Red Hickey, 89; NFL Player, Coach Invented Shotgun Formation

From Times Staff and Wire Reports

Red Hickey, 89, an NFL player and coach who is credited with inventing the shotgun formation, died Thursday of natural causes in Aptos, Calif., east of Santa Cruz, where he was receiving hospice care, his son Jeffrey said.

Howard Wayne Hickey was born Feb. 14, 1917, in Hickeytown, Ark., a town founded by his paternal grandfather.

At the University of Arkansas he was an end on the football team and a forward on the basketball team that went to the 1941 NCAA Final Four.

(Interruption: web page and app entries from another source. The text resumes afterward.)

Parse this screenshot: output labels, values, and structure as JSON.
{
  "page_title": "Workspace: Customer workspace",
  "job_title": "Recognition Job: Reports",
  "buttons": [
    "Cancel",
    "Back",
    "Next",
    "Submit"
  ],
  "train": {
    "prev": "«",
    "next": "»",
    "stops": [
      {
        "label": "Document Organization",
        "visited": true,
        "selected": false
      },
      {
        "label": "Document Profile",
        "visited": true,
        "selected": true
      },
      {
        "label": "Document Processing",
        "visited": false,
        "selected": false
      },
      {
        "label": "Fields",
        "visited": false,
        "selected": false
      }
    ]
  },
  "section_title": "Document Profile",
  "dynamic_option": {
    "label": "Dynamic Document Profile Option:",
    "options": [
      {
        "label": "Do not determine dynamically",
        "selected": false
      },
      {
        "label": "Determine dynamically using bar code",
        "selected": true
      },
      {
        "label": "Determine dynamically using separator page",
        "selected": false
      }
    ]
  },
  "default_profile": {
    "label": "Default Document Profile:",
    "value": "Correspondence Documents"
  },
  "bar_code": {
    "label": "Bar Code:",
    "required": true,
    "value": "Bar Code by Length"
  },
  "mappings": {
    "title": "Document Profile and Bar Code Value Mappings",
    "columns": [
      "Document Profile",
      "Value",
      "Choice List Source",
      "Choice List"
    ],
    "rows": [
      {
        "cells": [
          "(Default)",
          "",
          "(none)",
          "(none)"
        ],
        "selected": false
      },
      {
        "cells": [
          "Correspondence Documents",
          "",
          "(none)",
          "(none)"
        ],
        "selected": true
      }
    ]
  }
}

He played in the NFL with the Cleveland Rams, including on the 1945 championship team, and with the L.A. Rams from 1946 to 1948.


In 1960, a year after he took over as coach of the 49ers, Hickey devised a spread formation for the offense that moved the quarterback several yards behind the center.

Hickey resigned three games into his fifth season with the 49ers, finishing with a 27-27-1 record.

Hickey became an assistant coach and later a scout for the Dallas Cowboys, who popularized the shotgun formation starting with Roger Staubach, a mobile quarterback from Navy who was well-suited to the wide-open offense that became a staple of the NFL.